Have you ever been somewhere hanging out with friends and use your phone as music player? The phone’s little speakers just aren’t able to produce full, rich sound. But you can use common household objects to help.
My phone has its speakers facing out the bottom of the phone. As a result, I can place the phone in objects and acoustically amplify the sound.
I first experienced this by having my GPS on and setting my phone in a cup holder in the car. I noticed how the voice was far louder in the cup holder than it was in free air. That got me thinking.
I was with family playing cards and had the phone playing some music. It was too quiet to hear well. So I got a clean wine glass and inserted my phone into it and voila, louder, deeper sound.
The next day, I decided to use my sound level meter and a variety of glasses, cups, containers and vases to measure the results. I found that rigidity of glass produces better quality sound than plastic.
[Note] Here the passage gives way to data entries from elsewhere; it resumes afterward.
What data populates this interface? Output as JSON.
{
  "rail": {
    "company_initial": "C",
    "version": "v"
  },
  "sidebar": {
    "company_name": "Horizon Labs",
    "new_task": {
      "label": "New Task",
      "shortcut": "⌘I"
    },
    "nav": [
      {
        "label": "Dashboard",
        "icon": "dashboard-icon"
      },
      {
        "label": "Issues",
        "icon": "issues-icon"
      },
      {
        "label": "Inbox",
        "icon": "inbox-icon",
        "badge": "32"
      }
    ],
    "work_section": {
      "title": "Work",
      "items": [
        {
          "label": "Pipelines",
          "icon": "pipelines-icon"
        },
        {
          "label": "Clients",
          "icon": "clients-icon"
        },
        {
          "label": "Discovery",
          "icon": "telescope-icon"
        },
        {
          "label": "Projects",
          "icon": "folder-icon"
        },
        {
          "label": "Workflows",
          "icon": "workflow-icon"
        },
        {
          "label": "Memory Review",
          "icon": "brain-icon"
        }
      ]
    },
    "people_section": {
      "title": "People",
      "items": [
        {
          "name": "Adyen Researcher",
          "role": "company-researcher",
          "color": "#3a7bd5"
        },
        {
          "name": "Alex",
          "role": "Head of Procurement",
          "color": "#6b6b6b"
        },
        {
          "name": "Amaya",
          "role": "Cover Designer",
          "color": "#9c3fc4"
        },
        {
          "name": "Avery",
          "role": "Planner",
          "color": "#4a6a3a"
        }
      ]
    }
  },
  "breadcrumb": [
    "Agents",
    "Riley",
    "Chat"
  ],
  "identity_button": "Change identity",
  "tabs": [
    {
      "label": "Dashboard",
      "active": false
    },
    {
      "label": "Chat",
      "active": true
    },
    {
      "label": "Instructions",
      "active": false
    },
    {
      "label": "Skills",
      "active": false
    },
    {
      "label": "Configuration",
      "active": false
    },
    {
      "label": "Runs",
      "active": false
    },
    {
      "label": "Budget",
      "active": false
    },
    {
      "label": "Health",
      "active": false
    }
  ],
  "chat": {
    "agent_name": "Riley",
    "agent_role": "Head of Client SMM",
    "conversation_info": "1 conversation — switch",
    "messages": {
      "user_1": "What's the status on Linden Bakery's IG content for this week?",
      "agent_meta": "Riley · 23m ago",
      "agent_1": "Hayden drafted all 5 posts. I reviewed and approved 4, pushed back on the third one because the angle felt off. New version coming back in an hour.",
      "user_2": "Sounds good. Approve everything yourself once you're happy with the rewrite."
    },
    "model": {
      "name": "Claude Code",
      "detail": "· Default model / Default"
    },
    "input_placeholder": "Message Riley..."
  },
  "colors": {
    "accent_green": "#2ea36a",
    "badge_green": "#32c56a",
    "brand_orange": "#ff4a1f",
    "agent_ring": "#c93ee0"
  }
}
The shape and spatial volume of the glass affected not only acoustic volume, but also the quality of the sound. The best container was a large vase with a flared top.
The sound was 10 dB louder (3 dB is twice is loud, if I recall correctly) and the entire frequency spectrum was dramatically improved, most noticeably the bass.
I’m not sure how well this works with phones whose speakers are facing forward, but it’s a cheap, easy experiment for you to try. Now the Bose Wave Radio makes sense!
As I am posting this blog, I see that I’m not the first to think of such things.